Main towns and cities are well served by rental agencies, both local and international. Those in holiday areas like Pafos and Agia Napa offer a range of vehicles in addition to cars – scooters, motorcycles, quad bikes and buggies.
Drivers under 25 who have been driving for less than three years must inform the rental agency so that special under-age insurance can be provided.
If you rent a car in the south, many companies will not allow you to cross to the north – check when arranging the rental. Where companies do allow you to cross into the north, most will not arrange insurance – you’ll need to arrange your own at the crossing point – there will be a booth where you can do this. will, however, arrange insurance for the north on your behalf.
Car rental in the North
Since none of the big international car rental companies covers north Cyprus, you’re limited to local firms. However, most will deliver and pick up from your hotel, or from Ercan Airport, and some now include that service for Larnaka. Note that to rent a car in north Cyprus you must be at least 25 years old.
The TRNC Rent a Car Association produces a booklet annually with advice on renting cars in the north, and the phone numbers of about forty rental companies. Otherwise, try British Rentacar or .
In the south taxis are numerous in larger towns and cities and can either be hailed from the street or picked up at ranks. All urban taxis should have meters and fares are controlled by the government. In rural areas taxis do not have meters, so it’s as well to agree a fare before setting off. The fare structure for urban taxis is complicated: it is divided into day (6.01am–8.30pm) and night tariffs, with an initial charge (day €3.42, night €4.36) and a fare per km (day €0.73, night €0.85). There are also charges for waiting (per hour), for luggage (per item) and during public holidays. In the north, taxis (marked by a “Taksi” sign on the roof) do not have meters, so you should agree a price before getting in. Taxis are not allowed to cruise, and operate from official ranks which are closed at night. In both the south and the north you can also use shared taxis, which carry between four and eight passengers, between main towns. In the south (where they are also called Transurban Taxis) these operate on a fixed half-hourly timetable from 6am to 6pm (Sundays 7am to 5pm); in the north (where they are known as dolmuses), they usually wait until they are full.

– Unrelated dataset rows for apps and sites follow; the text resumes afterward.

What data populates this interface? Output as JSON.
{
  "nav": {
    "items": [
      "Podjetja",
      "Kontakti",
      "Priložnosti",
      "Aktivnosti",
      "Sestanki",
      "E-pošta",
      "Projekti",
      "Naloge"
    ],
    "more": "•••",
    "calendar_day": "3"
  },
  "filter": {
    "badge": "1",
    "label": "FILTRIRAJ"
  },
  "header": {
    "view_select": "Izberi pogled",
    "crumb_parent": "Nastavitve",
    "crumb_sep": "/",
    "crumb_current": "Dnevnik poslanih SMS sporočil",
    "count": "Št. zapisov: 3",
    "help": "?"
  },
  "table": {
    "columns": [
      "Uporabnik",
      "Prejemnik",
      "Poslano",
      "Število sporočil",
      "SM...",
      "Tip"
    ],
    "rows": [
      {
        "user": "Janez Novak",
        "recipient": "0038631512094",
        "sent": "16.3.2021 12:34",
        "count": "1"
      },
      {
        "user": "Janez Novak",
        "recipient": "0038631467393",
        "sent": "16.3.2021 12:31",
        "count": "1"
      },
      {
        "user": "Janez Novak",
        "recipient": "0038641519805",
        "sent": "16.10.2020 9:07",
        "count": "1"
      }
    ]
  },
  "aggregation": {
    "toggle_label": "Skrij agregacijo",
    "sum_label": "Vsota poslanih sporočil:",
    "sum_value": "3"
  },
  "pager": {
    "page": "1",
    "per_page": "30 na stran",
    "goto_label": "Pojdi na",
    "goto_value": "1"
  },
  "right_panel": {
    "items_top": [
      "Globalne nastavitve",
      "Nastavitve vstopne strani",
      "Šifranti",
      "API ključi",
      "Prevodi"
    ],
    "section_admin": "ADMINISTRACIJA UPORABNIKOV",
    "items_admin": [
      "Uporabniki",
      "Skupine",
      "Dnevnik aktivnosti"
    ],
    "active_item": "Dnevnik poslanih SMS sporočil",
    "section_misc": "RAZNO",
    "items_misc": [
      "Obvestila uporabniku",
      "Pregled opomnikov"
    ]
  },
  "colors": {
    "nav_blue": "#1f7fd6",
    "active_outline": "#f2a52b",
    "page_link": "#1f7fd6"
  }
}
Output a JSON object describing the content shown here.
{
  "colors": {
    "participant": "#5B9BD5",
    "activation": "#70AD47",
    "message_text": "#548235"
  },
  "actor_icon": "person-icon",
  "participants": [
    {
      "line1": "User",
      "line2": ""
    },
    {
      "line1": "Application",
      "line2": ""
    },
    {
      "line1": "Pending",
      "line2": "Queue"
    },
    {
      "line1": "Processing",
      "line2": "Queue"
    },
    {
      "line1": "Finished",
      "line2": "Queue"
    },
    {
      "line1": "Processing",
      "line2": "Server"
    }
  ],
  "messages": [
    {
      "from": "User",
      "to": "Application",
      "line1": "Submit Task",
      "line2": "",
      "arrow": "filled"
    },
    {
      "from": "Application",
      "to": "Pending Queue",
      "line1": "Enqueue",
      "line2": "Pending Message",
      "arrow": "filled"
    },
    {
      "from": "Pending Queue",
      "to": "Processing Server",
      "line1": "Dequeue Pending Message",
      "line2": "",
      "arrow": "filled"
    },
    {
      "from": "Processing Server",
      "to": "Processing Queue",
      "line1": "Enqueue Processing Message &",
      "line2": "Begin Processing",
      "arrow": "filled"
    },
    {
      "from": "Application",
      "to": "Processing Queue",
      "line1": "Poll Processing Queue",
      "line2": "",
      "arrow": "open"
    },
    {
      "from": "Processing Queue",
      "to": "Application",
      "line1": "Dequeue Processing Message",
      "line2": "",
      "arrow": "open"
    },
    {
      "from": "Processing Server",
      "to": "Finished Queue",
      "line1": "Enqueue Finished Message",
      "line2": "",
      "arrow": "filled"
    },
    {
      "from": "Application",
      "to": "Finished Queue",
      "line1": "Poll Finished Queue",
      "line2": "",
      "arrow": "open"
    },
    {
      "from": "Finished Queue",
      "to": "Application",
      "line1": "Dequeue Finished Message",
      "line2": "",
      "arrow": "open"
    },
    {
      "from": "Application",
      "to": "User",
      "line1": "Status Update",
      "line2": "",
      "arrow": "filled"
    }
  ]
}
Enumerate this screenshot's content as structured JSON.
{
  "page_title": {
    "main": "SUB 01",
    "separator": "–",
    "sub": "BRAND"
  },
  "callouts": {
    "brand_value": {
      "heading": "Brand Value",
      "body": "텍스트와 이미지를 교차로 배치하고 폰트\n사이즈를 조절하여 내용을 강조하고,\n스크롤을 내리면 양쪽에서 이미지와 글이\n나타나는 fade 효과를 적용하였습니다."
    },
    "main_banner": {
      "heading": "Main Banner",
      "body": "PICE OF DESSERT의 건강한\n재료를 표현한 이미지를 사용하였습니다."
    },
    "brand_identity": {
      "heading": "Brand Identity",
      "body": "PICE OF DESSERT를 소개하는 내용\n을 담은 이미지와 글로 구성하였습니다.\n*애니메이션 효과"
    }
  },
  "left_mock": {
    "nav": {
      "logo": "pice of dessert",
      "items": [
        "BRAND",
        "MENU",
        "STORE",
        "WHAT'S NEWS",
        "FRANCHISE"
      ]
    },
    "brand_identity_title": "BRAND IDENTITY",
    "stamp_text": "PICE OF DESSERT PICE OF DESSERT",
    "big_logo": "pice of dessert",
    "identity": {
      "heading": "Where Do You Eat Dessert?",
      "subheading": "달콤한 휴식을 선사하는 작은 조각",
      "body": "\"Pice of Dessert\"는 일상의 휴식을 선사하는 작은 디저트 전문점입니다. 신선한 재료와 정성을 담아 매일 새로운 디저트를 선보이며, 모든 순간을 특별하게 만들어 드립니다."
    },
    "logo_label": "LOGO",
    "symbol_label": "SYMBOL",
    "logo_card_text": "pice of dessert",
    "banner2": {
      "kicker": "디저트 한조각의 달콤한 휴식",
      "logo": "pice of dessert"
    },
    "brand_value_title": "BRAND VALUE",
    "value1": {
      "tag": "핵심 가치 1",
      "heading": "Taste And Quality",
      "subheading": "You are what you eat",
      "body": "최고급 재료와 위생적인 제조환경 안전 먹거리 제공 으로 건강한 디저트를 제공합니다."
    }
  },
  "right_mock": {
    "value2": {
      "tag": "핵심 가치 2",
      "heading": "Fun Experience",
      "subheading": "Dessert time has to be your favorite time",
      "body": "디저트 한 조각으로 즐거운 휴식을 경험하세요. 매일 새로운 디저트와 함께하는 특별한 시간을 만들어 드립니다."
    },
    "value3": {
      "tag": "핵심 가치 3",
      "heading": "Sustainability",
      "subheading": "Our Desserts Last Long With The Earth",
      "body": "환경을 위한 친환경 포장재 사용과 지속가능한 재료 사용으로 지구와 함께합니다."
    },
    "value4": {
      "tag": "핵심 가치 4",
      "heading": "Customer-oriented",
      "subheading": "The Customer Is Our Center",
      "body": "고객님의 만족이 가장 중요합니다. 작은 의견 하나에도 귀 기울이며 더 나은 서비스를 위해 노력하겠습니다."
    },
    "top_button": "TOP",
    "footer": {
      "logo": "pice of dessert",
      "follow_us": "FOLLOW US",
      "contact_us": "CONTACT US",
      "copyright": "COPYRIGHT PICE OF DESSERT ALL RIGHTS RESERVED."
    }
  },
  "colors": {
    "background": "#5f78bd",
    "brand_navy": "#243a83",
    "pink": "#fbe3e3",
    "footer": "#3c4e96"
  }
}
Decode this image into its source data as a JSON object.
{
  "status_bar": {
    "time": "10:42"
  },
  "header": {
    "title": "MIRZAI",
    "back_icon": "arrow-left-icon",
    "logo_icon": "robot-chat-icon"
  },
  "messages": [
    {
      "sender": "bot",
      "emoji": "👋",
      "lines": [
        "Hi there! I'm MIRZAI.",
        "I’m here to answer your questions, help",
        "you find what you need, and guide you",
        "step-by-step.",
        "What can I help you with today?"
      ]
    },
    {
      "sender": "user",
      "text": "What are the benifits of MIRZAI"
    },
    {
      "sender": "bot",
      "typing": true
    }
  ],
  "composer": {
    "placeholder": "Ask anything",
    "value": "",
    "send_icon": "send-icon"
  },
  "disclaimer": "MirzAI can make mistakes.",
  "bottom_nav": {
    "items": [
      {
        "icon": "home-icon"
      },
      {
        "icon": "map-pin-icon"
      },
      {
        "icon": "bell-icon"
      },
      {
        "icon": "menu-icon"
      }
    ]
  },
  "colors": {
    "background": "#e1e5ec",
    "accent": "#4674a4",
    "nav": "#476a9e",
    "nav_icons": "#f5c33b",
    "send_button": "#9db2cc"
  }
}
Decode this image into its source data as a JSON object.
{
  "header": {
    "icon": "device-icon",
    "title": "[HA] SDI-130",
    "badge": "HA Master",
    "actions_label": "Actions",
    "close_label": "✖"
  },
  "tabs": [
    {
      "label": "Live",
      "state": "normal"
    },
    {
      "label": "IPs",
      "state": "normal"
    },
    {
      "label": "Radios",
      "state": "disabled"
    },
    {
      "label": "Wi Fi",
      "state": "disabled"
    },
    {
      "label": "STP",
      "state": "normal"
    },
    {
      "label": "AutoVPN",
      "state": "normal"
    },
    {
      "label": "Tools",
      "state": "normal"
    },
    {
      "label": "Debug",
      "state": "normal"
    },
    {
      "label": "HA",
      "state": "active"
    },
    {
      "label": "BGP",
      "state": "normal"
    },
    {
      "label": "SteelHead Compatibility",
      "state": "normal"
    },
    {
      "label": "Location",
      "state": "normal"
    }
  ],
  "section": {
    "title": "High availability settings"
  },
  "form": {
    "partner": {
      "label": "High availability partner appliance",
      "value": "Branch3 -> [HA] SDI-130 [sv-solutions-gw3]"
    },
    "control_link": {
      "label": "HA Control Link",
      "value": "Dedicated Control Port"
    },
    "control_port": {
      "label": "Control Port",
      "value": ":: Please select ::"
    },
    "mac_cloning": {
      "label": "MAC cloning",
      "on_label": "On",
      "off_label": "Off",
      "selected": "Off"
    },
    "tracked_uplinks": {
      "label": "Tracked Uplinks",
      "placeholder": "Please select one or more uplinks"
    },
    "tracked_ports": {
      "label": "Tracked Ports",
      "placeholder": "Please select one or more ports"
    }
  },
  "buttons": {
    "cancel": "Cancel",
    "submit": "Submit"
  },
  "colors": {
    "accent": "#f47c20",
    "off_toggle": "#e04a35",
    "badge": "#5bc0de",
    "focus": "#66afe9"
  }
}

Cyprus’s mild climate is ideal for cyclists, though during midsummer the obvious precautions – helmet, sun cream, plenty of drinking water – should be taken. Most towns in the south have bike rental companies, and mountain and road bikes are readily available, with charges usually being around €50 for three days, €100 for a week. A new cycle track has recently been established in the Troodos Mountains, with nearly 60km of well-signposted surfaced and unsurfaced track. For information on cycling in Cyprus, contact the , 21 Amphipoleos Street, Nicosia (22449870). The renting of bikes in the north is less developed than in the south, but a number of hotels will be able to help arrange this.